(Public domain.)

Extreme weather conditions produce substantial strain on numerous facets of the transportation system, with impacts on infrastructure, maintenance and safety. A majority of the states in the US Department of Transportation Region 6 rank among the highest in the nation for the number of federal disaster declarations resulting from severe weather and climate extremes. Also, the diversity of topographic and climatic variations in this region produces thermal and moisture variability that challenge the longevity of existing infrastructure.

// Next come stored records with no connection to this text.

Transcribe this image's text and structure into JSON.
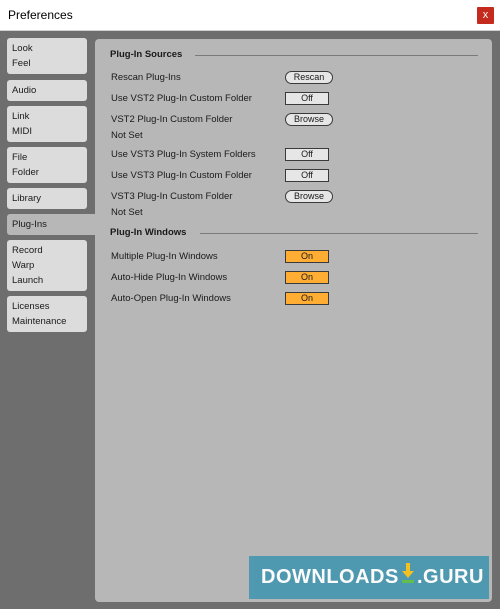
{
  "window": {
    "title": "Preferences",
    "close_glyph": "x"
  },
  "sidebar": {
    "tabs": [
      {
        "line1": "Look",
        "line2": "Feel"
      },
      {
        "line1": "Audio"
      },
      {
        "line1": "Link",
        "line2": "MIDI"
      },
      {
        "line1": "File",
        "line2": "Folder"
      },
      {
        "line1": "Library"
      },
      {
        "line1": "Plug-Ins",
        "active": true
      },
      {
        "line1": "Record",
        "line2": "Warp",
        "line3": "Launch"
      },
      {
        "line1": "Licenses",
        "line2": "Maintenance"
      }
    ]
  },
  "plugin_sources": {
    "title": "Plug-In Sources",
    "rows": [
      {
        "label": "Rescan Plug-Ins",
        "control": "Rescan",
        "kind": "pill"
      },
      {
        "label": "Use VST2 Plug-In Custom Folder",
        "control": "Off",
        "kind": "toggle"
      },
      {
        "label": "VST2 Plug-In Custom Folder",
        "control": "Browse",
        "kind": "pill",
        "sub": "Not Set"
      },
      {
        "label": "Use VST3 Plug-In System Folders",
        "control": "Off",
        "kind": "toggle"
      },
      {
        "label": "Use VST3 Plug-In Custom Folder",
        "control": "Off",
        "kind": "toggle"
      },
      {
        "label": "VST3 Plug-In Custom Folder",
        "control": "Browse",
        "kind": "pill",
        "sub": "Not Set"
      }
    ]
  },
  "plugin_windows": {
    "title": "Plug-In Windows",
    "rows": [
      {
        "label": "Multiple Plug-In Windows",
        "control": "On",
        "kind": "toggle-on"
      },
      {
        "label": "Auto-Hide Plug-In Windows",
        "control": "On",
        "kind": "toggle-on"
      },
      {
        "label": "Auto-Open Plug-In Windows",
        "control": "On",
        "kind": "toggle-on"
      }
    ]
  },
  "watermark": {
    "text_left": "DOWNLOADS",
    "text_right": ".GURU"
  },
  "colors": {
    "on_toggle": "#ffad33",
    "panel": "#b7b7b7",
    "background": "#6e6e6e",
    "close": "#c42b1c"
  }
}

As a result, the Southern Plains Transportation Center has identified the area of “climate-adaptive surface transportation” as a research priority. To aid in this endeavor, the South Central Climate Science Center is working to develop regionally specific and spatially extensive datasets that substantially expand climatologies of multiple weather hazards. Furthermore, this data will be used to check, validate and optimize future projections of climate models for the region. This study will benefit transportation research and operations, ranging from traffic safety and risk to infrastructure sensitivities, as well as present future climatic extremes and their trends. 

The initial stage of this ongoing project identified existing meteorological data that extend over the entire Region 6 domain, are high-resolution in time and space, and can provide value-added output that is transportation-relevant. Products are currently under development for two key winter hazards: icy precipitation and freeze-thaw cycles. The impacts of icy precipitation on traffic safety, volume and the economy are well-known, and have been keenly felt over large swaths of the nation’s winters in 2013-14 and 2014-15. Similarly, high number of oscillations about the freezing point of water can be damaging to roadway infrastructure, leading to potholes, scaling and crumbling, particularly coupled with high traffic and improper mix design or construction. Forthcoming products will examine variability of precipitation (extremes, wet days, dry days and their trends) and temperature (cold air outbreaks, warm extremes).

The prospect of increased climate variability and future changes in extremes will have substantial impacts on the transportation sector, and so it is increasingly recognized that climate model data is a potentially useful resource to incorporate in infrastructure planning and hazard risk assessment. Numerous climate projections are presently available; however, not all are able to provide accurate future projections on the regional scale. Work is presently underway to ascertain the reliability of a suite of global climate models for the south central United States. Outcomes from that work, coupled with validations of model versus observed statistics over the historical period, will be used to develop a set of climate scenarios for the region applicable to transportation safety.

In addition to the previously stated benefits, this study aims to develop collaboration between weather and climate researchers, and the transportation community. It is hoped that the developed datasets can be applied to existing and future projects that aim to anticipate and reduce risk, improve resiliency and cost-effectiveness, and foster additional cross-disciplinary partnerships. To that end, the researchers have developed a brief online survey that seeks information from the transportation community on their climate-data needs, including the types of ways that data products and resources can best be disseminated.

This study is being carried out by researchers at the Department of Interior South Central Climate Science Center, which is managed by the USGS National Climate Change and Wildlife Science Center. The center is one of eight that provides scientific information to help on-the-ground managers respond effectively to climate change. Learn more about this project here